It is also one of the most academically accomplished classes in the school’s history. Average GPA for this year’s first-year class is 3.66, off just .05 from last year’s. But an increase in average GMAT offset the tiny backslide in GPA. At 726, it moved up one point higher than last year’s incoming class.
In terms of professional experience, Haas students come from various backgrounds. About a quarter of the students come from the consulting industry, and another 20 percent come from banking/financial services backgrounds. The industries drawing the third-, fourth-, and fifth-most Haas grads are high tech (10 percent), nonprofit (9 percent), and healthcare/pharmaceutical/bio (7 percent). In addition, 5 percent of the incoming class has military experience.
The incoming Haas class is 43 percent women, a 3-percentage-point gain. International students from 30 countries make up 34 percent of the incoming class, down from 39 percent in the Class of 2019. Here, too, Haas is not alone. Many U.S. schools have shared, in both in published class profiles and informal conversations, that their international application volume was down, or at best, flat year over year.

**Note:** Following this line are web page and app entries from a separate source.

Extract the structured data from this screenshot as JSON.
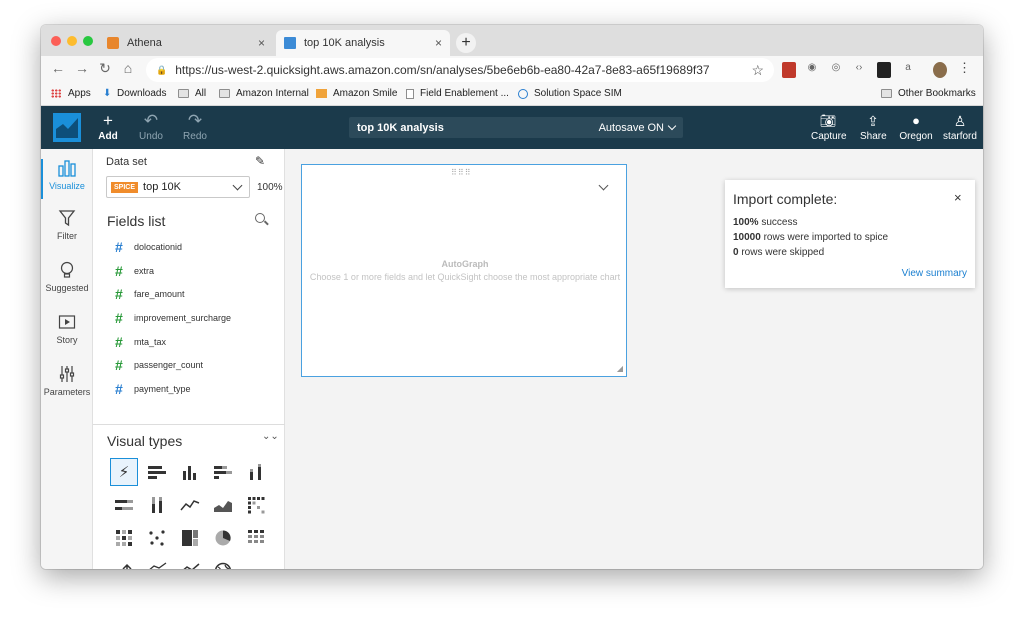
{
  "browser": {
    "tabs": [
      {
        "label": "Athena",
        "close": "×"
      },
      {
        "label": "top 10K analysis",
        "close": "×"
      }
    ],
    "new_tab": "+",
    "nav": {
      "back": "←",
      "forward": "→",
      "reload": "↻",
      "home": "⌂"
    },
    "url": "https://us-west-2.quicksight.aws.amazon.com/sn/analyses/5be6eb6b-ea80-42a7-8e83-a65f19689f37",
    "star": "☆",
    "menu": "⋮",
    "bookmarks": [
      {
        "label": "Apps"
      },
      {
        "label": "Downloads"
      },
      {
        "label": "All"
      },
      {
        "label": "Amazon Internal"
      },
      {
        "label": "Amazon Smile"
      },
      {
        "label": "Field Enablement ..."
      },
      {
        "label": "Solution Space SIM"
      }
    ],
    "other_bookmarks": "Other Bookmarks"
  },
  "header": {
    "add": "Add",
    "undo": "Undo",
    "redo": "Redo",
    "analysis_title": "top 10K analysis",
    "autosave": "Autosave ON",
    "capture": "Capture",
    "share": "Share",
    "region": "Oregon",
    "user": "starford",
    "colors": {
      "bg": "#1b3a4b",
      "accent": "#1a8fd9"
    }
  },
  "leftnav": [
    {
      "label": "Visualize",
      "icon": "bar-chart-icon"
    },
    {
      "label": "Filter",
      "icon": "funnel-icon"
    },
    {
      "label": "Suggested",
      "icon": "lightbulb-icon"
    },
    {
      "label": "Story",
      "icon": "play-icon"
    },
    {
      "label": "Parameters",
      "icon": "sliders-icon"
    }
  ],
  "dataset": {
    "label": "Data set",
    "badge": "SPICE",
    "name": "top 10K",
    "percent": "100%"
  },
  "fields": {
    "heading": "Fields list",
    "items": [
      "dolocationid",
      "extra",
      "fare_amount",
      "improvement_surcharge",
      "mta_tax",
      "passenger_count",
      "payment_type"
    ]
  },
  "visual_types": {
    "heading": "Visual types",
    "items": [
      "autograph",
      "horizontal-bar",
      "vertical-bar",
      "horizontal-stacked-bar",
      "vertical-stacked-bar",
      "horizontal-100-bar",
      "vertical-100-bar",
      "line",
      "area-line",
      "pivot-table",
      "heat-map",
      "scatter",
      "tree-map",
      "pie",
      "table",
      "kpi",
      "combo-bar",
      "combo-line",
      "geo"
    ],
    "selected": "autograph"
  },
  "visual": {
    "title": "AutoGraph",
    "subtitle": "Choose 1 or more fields and let QuickSight choose the most appropriate chart"
  },
  "toast": {
    "title": "Import complete:",
    "close": "×",
    "success_pct": "100%",
    "success_text": " success",
    "rows_imported": "10000",
    "rows_imported_text": " rows were imported to spice",
    "rows_skipped": "0",
    "rows_skipped_text": " rows were skipped",
    "link": "View summary"
  }
}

Richard Lyons stepped down in June after 11 years as Haas dean, a role in which he raised more money than any prior dean and oversaw the construction of Connie & Kevin Chou Hall. The addition of the new building helped make it possible to expand the Haas class size, an effort Lyons championed. He and other supporters viewed it as a way to help ensure that Haas has enough graduates to command attention from the world’s top recruiters without compromising the intimacy and culture that makes Haas Haas.
“Part of the reputation of the school is a function of its scale, and there are times where you are just not at the right reputational scale. You’re too small,” he explained in a 2017 interview with Clear Admit. “It’s a super intimate experience—there’s no question about that—but target companies want to go to a place where there are enough people graduating that they can send a team of recruiters, for example. If you are too small you are below the threshold.”